» **LISTED RECORDS**:
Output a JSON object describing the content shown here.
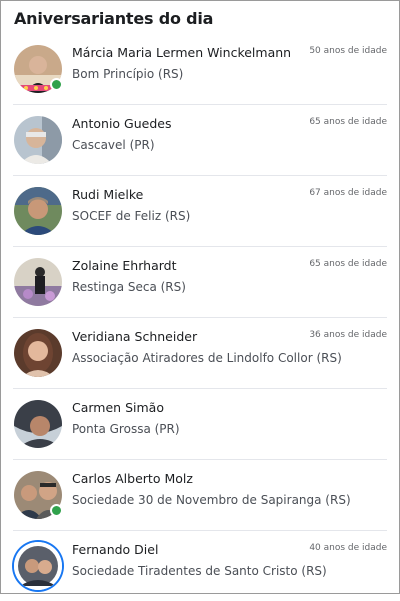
{
  "title": "Aniversariantes do dia",
  "people": [
    {
      "name": "Márcia Maria Lermen Winckelmann",
      "place": "Bom Princípio (RS)",
      "age": "50 anos de idade",
      "online": true,
      "avatar_bg": "#c9a98a"
    },
    {
      "name": "Antonio Guedes",
      "place": "Cascavel (PR)",
      "age": "65 anos de idade",
      "online": false,
      "avatar_bg": "#a9b5c2"
    },
    {
      "name": "Rudi Mielke",
      "place": "SOCEF de Feliz (RS)",
      "age": "67 anos de idade",
      "online": false,
      "avatar_bg": "#7a8a6a"
    },
    {
      "name": "Zolaine Ehrhardt",
      "place": "Restinga Seca (RS)",
      "age": "65 anos de idade",
      "online": false,
      "avatar_bg": "#9c8fa8"
    },
    {
      "name": "Veridiana Schneider",
      "place": "Associação Atiradores de Lindolfo Collor (RS)",
      "age": "36 anos de idade",
      "online": false,
      "avatar_bg": "#6b4a3a"
    },
    {
      "name": "Carmen Simão",
      "place": "Ponta Grossa (PR)",
      "age": "",
      "online": false,
      "avatar_bg": "#3f4650"
    },
    {
      "name": "Carlos Alberto Molz",
      "place": "Sociedade 30 de Novembro  de Sapiranga (RS)",
      "age": "",
      "online": true,
      "avatar_bg": "#8a7a6a"
    },
    {
      "name": "Fernando Diel",
      "place": "Sociedade Tiradentes de Santo Cristo (RS)",
      "age": "40 anos de idade",
      "online": false,
      "avatar_bg": "#5a5f6a",
      "story_ring": true
    }
  ],
  "colors": {
    "online": "#31a24c",
    "ring": "#1877f2",
    "divider": "#e4e6eb"
  }
}
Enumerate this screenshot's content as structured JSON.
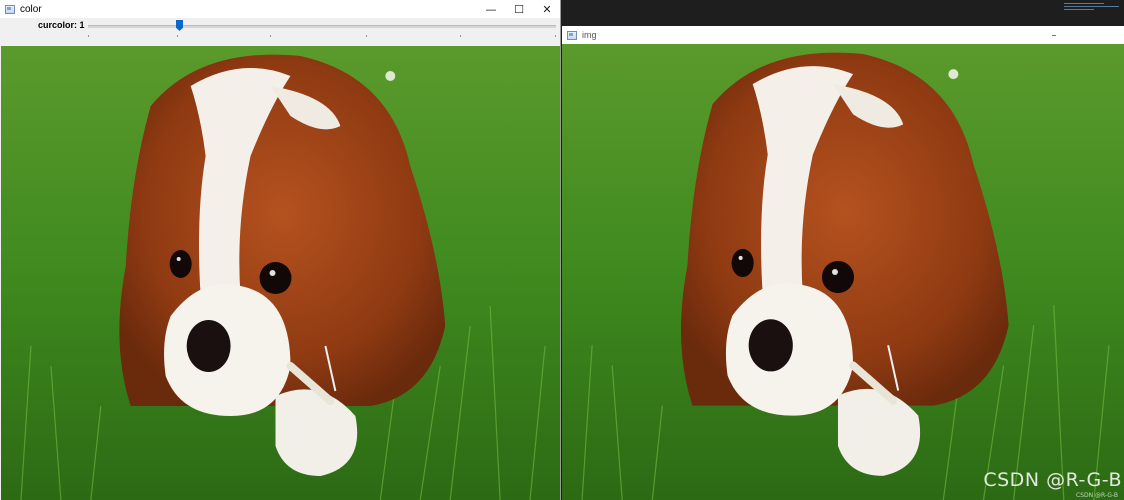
{
  "left_window": {
    "title": "color",
    "controls": {
      "minimize": "—",
      "maximize": "☐",
      "close": "✕"
    },
    "trackbar": {
      "label": "curcolor: 1",
      "value": 1
    }
  },
  "right_window": {
    "title": "img"
  },
  "watermark": {
    "text": "CSDN @R-G-B",
    "small_text": "CSDN @R-G-B"
  },
  "icons": [
    "window-app-icon",
    "minimize-icon",
    "maximize-icon",
    "close-icon"
  ]
}
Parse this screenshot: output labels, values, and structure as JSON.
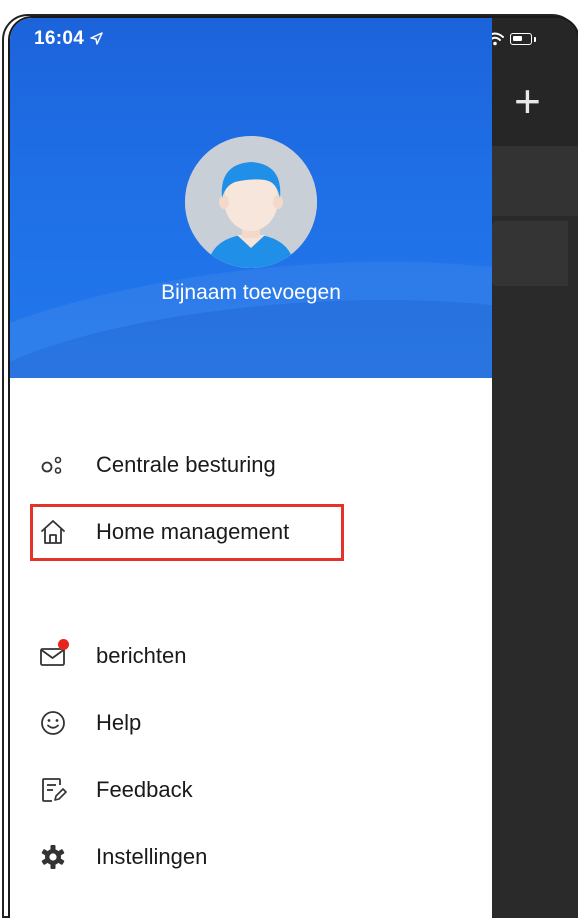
{
  "status_bar": {
    "time": "16:04"
  },
  "drawer": {
    "profile": {
      "nickname": "Bijnaam toevoegen"
    },
    "menu_group_1": [
      {
        "label": "Centrale besturing",
        "icon": "central-control-icon"
      },
      {
        "label": "Home management",
        "icon": "home-icon",
        "highlighted": true
      }
    ],
    "menu_group_2": [
      {
        "label": "berichten",
        "icon": "mail-icon",
        "has_unread_badge": true
      },
      {
        "label": "Help",
        "icon": "smiley-icon"
      },
      {
        "label": "Feedback",
        "icon": "feedback-icon"
      },
      {
        "label": "Instellingen",
        "icon": "gear-icon"
      }
    ]
  },
  "background_app": {
    "add_label": "+"
  },
  "colors": {
    "header_blue": "#1f6fe6",
    "highlight_red": "#e4332a",
    "badge_red": "#e8251c",
    "overlay_dark": "#2a2a2a"
  }
}
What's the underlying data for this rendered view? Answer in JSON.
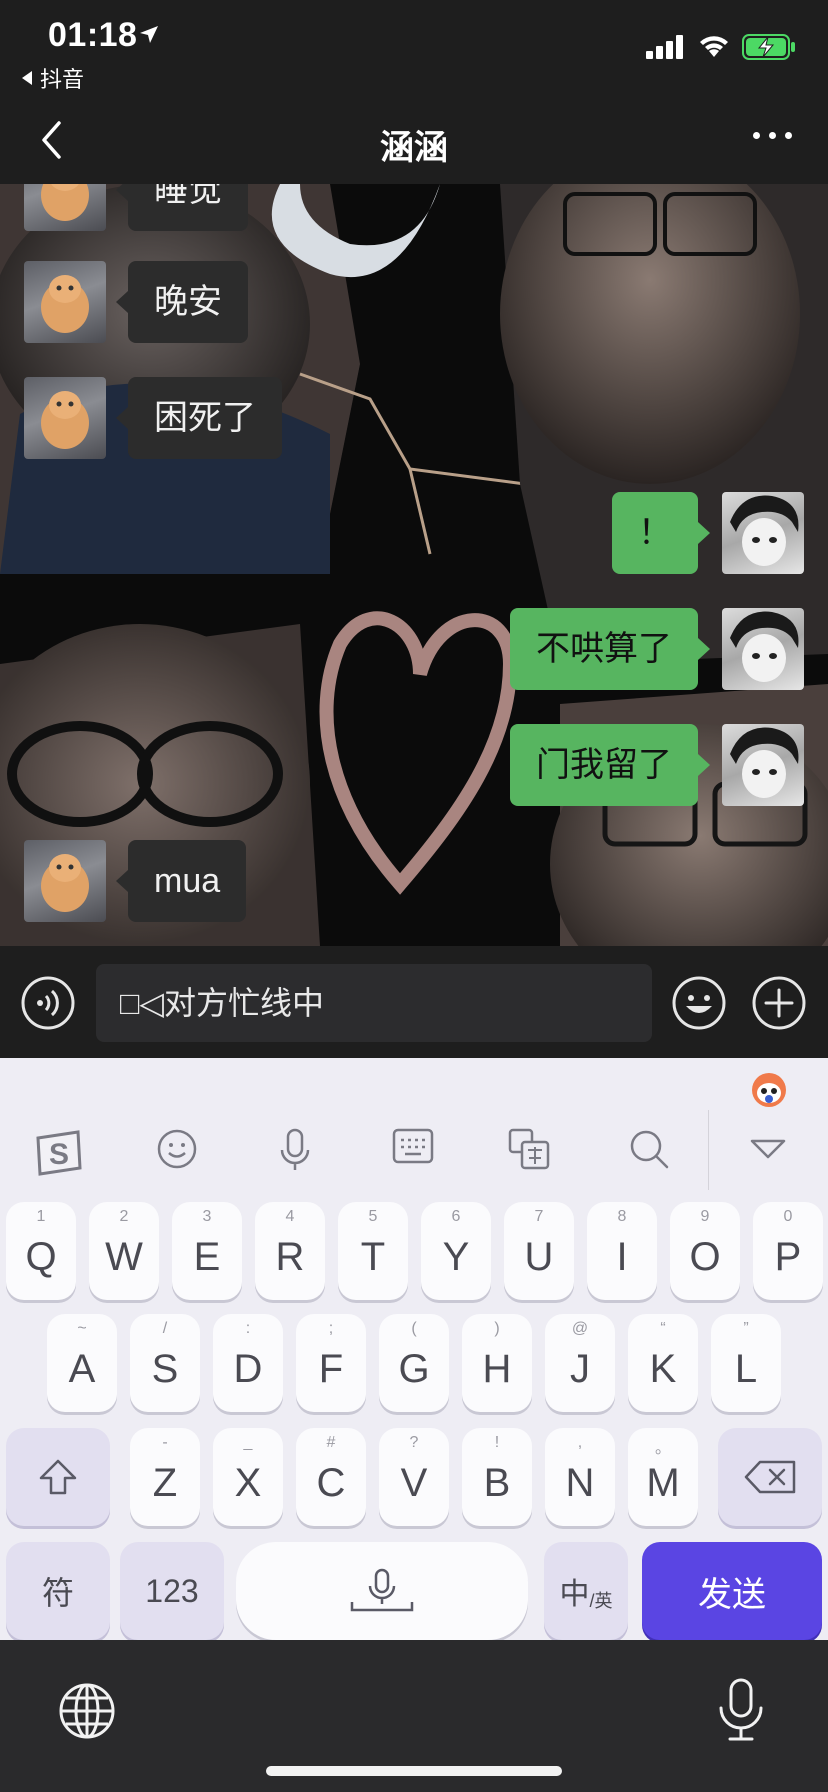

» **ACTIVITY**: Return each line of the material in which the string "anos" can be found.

» **SOLUTION**:
      "age": "50 anos de idade",
      "age": "65 anos de idade",
      "age": "67 anos de idade",
      "age": "65 anos de idade",
      "age": "36 anos de idade",
      "age": "40 anos de idade",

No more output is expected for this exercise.